In terms of its story content, it (Year One) was still finding its way, but it did express our philosophy that the further we went out into space the more our understanding grew of ourselves and the environment. Freddy arrived and he was a very personable man. I got on very well with him, but it was clear that we were living in two completely different universes as far as stories and the understanding of drama were concerned. To me it was going to lose that sense of wonder, of people in an expanding universe whose knowledge was only consistent with their earthly origins—not people who'd been out there mucking in and toughing it out with one lot of aliens after another. Usually this meant galloping around being very sweaty and completely over the top and, of course, it was just deathly boring. It wasn't so much that he was a bringer of wonder, as much as he was a bringer of the kiss of death to series. The notion of implanting the worst kind of sub-grade American humour into these things was one of Freddy's more disastrous ideas. Freddy made some real contributions to the second series. There was more pace, there was more sense of immediacy, there was more of a believability about some of the characterisations and so on. Because they were written in the main by good writers, even though many of the scripts were re-written by Freddy, the stories did come out as acceptable and up to the mark. He was a lovable, warm, generous man, but he should have been kept a million miles away from Space: 1999.

Martin Landau (Starlog 108)

I liked the first season better. It was truer. They changed it because a bunch of American minds got into the act and they decided to do many things they felt were commercial. I think the show's beauty was that it wasn't commercial, it had its own rhythm. I felt the episodes we started with in the first season were much more along the lines I wanted to go. To some extent, that was corrupted. Fred Freiberger helped in some respects, but, overall, I don't think he helped the show, I think he brought a much more ordinary, mundane approach to the series. Space: 1999 had a style of its own, a feel of its own, a look of its own, that would have grown if it had been left alone. It needed time and wasn't given that time. They rushed the process. If the format hadn't been changed, I know it would have hit.

Barbara Bain ( TV Zone 38)
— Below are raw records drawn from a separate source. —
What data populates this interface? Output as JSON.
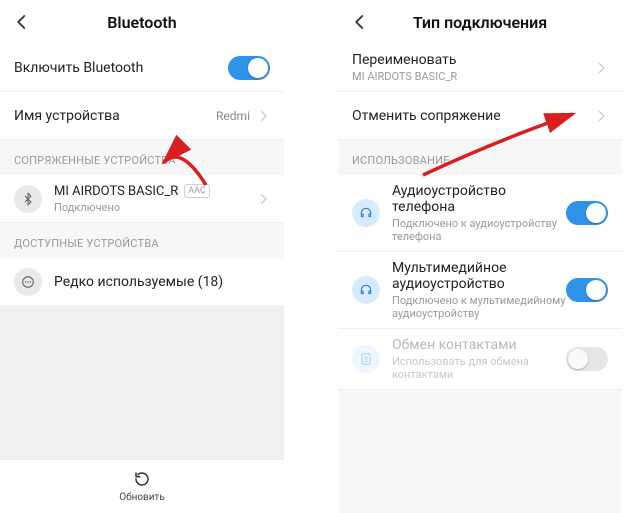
{
  "left": {
    "title": "Bluetooth",
    "toggle_label": "Включить Bluetooth",
    "toggle_on": true,
    "device_name_label": "Имя устройства",
    "device_name_value": "Redmi",
    "paired_header": "СОПРЯЖЕННЫЕ УСТРОЙСТВА",
    "paired_device": {
      "name": "MI AIRDOTS BASIC_R",
      "badge": "AAC",
      "status": "Подключено"
    },
    "available_header": "ДОСТУПНЫЕ УСТРОЙСТВА",
    "rare_label": "Редко используемые (18)",
    "refresh_label": "Обновить"
  },
  "right": {
    "title": "Тип подключения",
    "rename_label": "Переименовать",
    "rename_sub": "MI AIRDOTS BASIC_R",
    "unpair_label": "Отменить сопряжение",
    "usage_header": "ИСПОЛЬЗОВАНИЕ",
    "audio_phone": {
      "title": "Аудиоустройство телефона",
      "sub": "Подключено к аудиоустройству телефона",
      "on": true
    },
    "audio_media": {
      "title": "Мультимедийное аудиоустройство",
      "sub": "Подключено к мультимедийному аудиоустройству",
      "on": true
    },
    "contacts": {
      "title": "Обмен контактами",
      "sub": "Использовать для обмена контактами",
      "on": false
    }
  }
}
I wasn't as happy with the second season. It wasn't as clear for me what the intent was and the changes were cosmetic as opposed to philosophical. Some of the ideas were good, but some were not.

Nick Tate (Mini Mag)

The show's original concept had been conceived by both Gerry and Sylvia Anderson. When they broke up it really destroyed much of what had been established during its first series. It seemed as if Gerry was prepared to allow somebody else to come in and totally change the humanity Sylvia had brought to the programme.

One of the reasons why I feel Space: 1999 eventually folded was because the second series didn't have the same sense of truth and honesty about it as the first did. That's not to say that I didn't like doing the second series ­ some of the episodes we did were very good ­ but overall I think our best shows were those first twenty­four.

You see when they had started the new series, and kicked every body out, that it did not even look like Space: 1999. What they had was so different that they would have been crazy not to have asked everyone back. But they treated people poorly, and so they left. I really believe the series could have gone on successfully had they reorganised the second series on the basis of the first.

Anton Philips (Starlog Science Fiction Explorer)

The first series had an epic sense about it, as well as size and scale. You felt that money was being spent on it. They wanted something that looked good and had a sense of class and style, which I think we achieved. With the second series, they cut costs, brought in American producers and so on, and the quality of the whole thing plummeted, I feel, considerably. It became a bit gimmicky; it was no longer about people whom you and I could identify with. The production values had gone down, things looked cheaper and, in the end, the truth of the matter was that many people DIDN'T like the second series as much as they did the first.

Contents copyright Martin Willey